What is required >>
Take each line of the entries below that contains "timestamp" and copy it.

▼▼▼

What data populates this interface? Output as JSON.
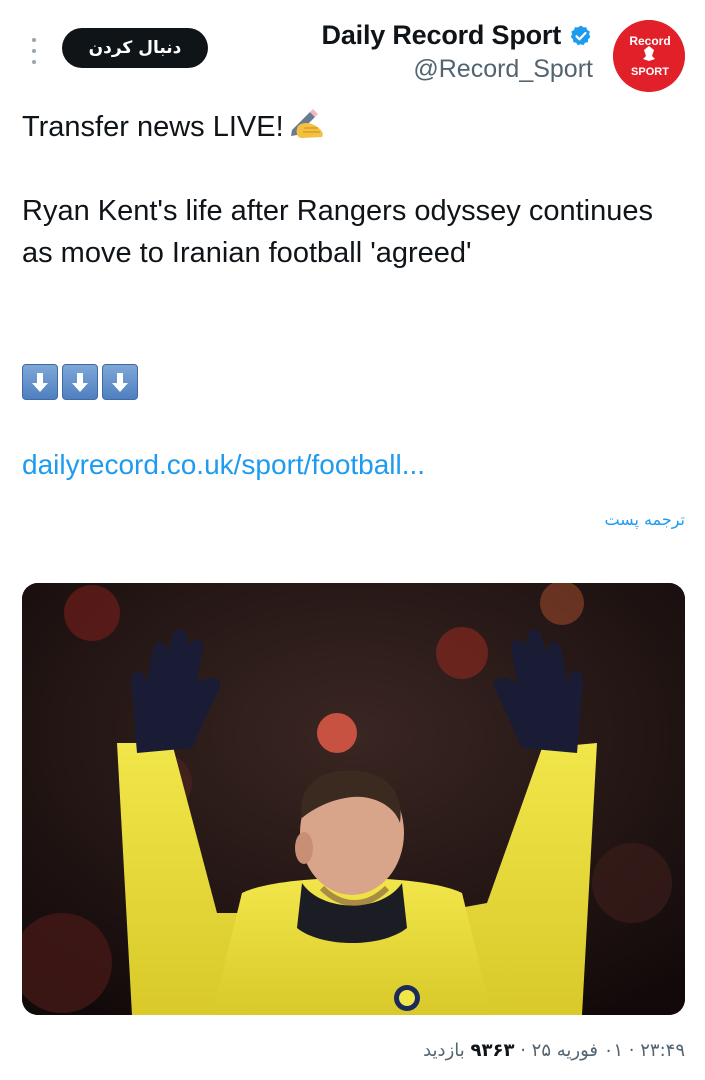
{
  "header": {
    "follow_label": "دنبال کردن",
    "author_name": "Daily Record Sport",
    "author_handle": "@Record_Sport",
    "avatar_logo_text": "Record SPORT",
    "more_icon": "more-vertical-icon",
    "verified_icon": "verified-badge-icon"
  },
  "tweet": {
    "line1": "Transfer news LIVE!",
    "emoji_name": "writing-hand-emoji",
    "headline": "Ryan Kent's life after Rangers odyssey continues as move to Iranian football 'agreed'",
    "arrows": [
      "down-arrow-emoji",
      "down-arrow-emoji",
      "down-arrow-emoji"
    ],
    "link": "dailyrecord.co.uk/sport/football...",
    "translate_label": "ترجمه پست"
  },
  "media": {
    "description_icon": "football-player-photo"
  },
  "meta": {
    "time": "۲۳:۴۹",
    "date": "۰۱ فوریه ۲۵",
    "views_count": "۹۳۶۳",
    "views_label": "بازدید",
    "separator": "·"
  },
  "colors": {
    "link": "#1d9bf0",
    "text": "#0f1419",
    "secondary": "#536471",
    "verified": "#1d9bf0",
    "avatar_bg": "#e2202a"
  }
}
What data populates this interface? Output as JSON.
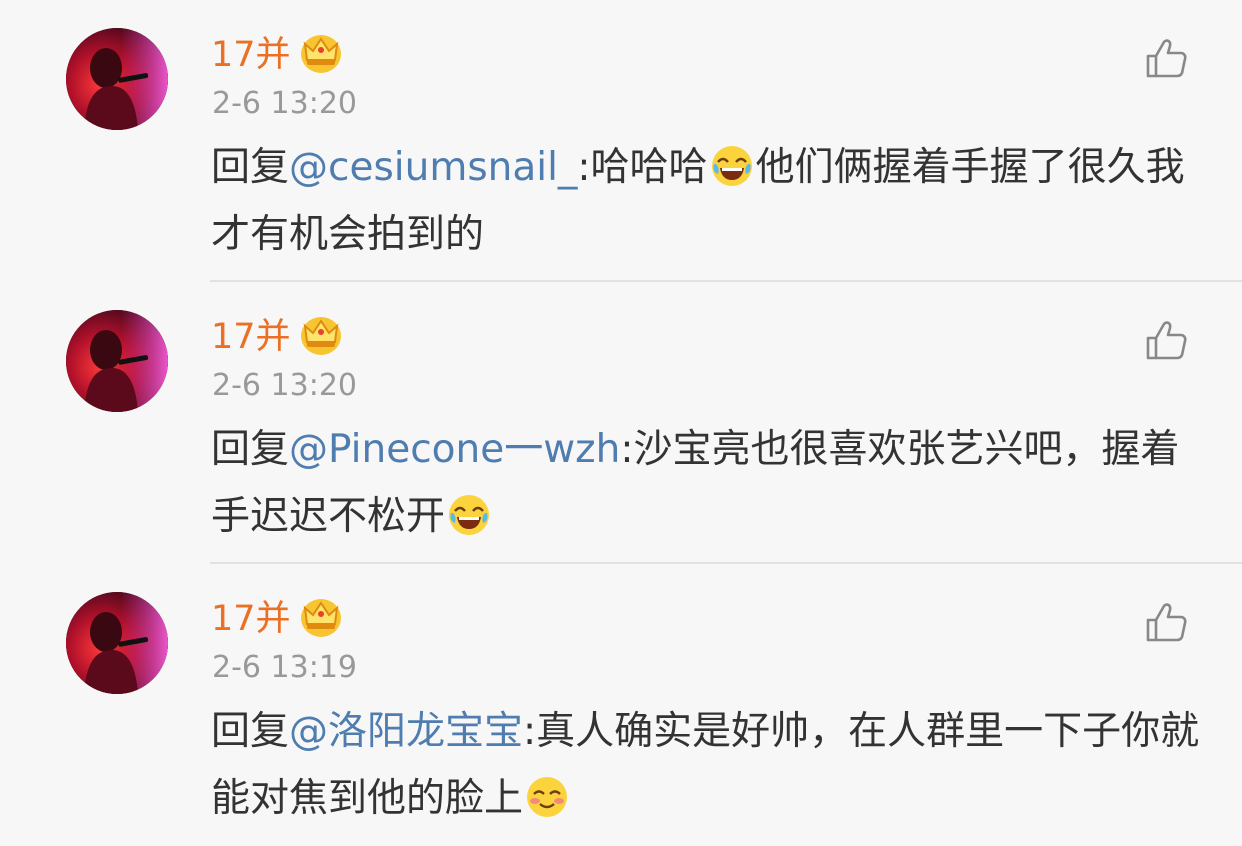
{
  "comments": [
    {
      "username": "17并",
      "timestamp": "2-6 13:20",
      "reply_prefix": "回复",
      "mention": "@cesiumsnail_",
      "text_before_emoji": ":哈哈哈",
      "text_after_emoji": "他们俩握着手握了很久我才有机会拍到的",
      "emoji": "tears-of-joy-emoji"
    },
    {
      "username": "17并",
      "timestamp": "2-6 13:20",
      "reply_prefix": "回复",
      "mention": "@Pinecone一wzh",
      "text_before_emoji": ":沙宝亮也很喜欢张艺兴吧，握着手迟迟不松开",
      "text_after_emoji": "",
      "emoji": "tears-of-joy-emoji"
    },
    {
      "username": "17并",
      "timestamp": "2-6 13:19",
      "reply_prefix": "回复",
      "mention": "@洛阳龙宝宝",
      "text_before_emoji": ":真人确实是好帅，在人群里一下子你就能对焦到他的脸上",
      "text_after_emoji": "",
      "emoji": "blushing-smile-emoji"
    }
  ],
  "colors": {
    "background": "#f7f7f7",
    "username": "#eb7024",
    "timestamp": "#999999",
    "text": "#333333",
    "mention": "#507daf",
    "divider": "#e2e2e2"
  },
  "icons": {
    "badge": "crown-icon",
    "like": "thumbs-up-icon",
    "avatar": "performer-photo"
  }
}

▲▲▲
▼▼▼

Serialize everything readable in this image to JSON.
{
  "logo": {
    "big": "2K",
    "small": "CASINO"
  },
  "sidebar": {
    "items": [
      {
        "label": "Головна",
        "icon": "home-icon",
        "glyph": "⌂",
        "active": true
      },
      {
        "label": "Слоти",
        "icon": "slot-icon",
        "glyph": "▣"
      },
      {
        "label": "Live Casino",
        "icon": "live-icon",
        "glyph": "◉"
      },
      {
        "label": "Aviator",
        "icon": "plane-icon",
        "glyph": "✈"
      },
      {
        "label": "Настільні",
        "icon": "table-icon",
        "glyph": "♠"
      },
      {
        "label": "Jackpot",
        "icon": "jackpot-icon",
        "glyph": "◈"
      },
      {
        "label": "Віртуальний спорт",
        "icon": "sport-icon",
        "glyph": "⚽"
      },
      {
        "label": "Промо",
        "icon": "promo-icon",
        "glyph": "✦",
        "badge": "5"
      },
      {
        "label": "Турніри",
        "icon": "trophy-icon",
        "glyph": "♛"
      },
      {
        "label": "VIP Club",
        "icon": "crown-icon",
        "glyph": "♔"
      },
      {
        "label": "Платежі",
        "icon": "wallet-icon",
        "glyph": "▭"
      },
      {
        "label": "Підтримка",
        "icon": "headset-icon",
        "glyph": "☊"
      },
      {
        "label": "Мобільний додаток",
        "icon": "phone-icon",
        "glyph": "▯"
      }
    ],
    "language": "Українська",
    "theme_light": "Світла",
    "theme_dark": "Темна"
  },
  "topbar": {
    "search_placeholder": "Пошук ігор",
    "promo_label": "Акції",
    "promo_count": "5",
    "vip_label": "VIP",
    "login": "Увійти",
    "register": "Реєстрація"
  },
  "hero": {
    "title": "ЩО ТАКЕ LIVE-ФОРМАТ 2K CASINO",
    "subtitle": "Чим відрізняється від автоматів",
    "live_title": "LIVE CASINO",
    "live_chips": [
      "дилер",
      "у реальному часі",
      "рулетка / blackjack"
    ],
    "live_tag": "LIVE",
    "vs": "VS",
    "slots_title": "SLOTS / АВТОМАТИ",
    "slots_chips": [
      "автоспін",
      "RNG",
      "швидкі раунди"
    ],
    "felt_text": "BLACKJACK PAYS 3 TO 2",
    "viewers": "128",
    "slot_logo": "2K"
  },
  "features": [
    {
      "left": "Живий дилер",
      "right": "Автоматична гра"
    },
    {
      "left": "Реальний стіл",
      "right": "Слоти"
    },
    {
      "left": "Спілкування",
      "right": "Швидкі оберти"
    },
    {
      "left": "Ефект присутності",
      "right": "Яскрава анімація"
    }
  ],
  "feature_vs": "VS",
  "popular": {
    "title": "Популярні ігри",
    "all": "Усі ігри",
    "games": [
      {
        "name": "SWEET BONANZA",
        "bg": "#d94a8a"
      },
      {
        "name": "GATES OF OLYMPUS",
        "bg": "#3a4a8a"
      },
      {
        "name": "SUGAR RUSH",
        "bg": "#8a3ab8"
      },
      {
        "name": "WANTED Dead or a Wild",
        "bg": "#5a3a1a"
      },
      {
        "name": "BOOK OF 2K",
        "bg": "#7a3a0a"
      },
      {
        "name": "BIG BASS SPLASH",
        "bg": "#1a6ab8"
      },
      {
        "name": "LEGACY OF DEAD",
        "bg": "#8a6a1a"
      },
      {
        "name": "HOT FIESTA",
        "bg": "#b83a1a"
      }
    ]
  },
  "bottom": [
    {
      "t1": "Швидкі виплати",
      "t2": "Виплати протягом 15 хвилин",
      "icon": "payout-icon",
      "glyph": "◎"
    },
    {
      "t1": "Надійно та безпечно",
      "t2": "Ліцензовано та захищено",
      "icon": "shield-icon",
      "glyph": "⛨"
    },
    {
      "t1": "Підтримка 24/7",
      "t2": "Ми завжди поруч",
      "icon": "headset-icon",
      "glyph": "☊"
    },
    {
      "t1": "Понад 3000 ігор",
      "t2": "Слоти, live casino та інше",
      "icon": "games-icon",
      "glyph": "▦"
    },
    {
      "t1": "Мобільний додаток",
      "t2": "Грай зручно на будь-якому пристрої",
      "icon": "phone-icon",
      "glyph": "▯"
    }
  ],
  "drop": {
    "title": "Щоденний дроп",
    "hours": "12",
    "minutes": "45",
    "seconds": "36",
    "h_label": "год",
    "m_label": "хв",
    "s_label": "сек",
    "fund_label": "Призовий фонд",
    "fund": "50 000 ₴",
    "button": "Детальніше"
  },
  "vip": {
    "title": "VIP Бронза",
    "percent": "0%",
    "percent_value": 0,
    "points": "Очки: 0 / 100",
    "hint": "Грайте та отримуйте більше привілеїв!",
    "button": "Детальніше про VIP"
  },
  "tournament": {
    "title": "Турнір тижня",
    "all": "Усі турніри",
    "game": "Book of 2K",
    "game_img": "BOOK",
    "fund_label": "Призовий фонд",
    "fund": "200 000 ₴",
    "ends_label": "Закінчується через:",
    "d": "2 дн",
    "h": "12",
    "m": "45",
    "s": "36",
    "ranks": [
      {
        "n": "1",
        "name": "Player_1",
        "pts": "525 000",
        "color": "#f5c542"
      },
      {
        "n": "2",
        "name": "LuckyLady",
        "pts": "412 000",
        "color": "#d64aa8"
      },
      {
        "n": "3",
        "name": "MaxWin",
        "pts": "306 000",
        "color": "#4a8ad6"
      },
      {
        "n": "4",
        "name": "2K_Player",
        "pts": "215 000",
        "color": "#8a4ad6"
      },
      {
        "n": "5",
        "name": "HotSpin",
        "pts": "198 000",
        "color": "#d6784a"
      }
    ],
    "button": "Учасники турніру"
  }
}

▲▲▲

Solved exercise >>
      "timestamp": "2-6 13:20",
      "timestamp": "2-6 13:20",
      "timestamp": "2-6 13:19",
    "timestamp": "#999999",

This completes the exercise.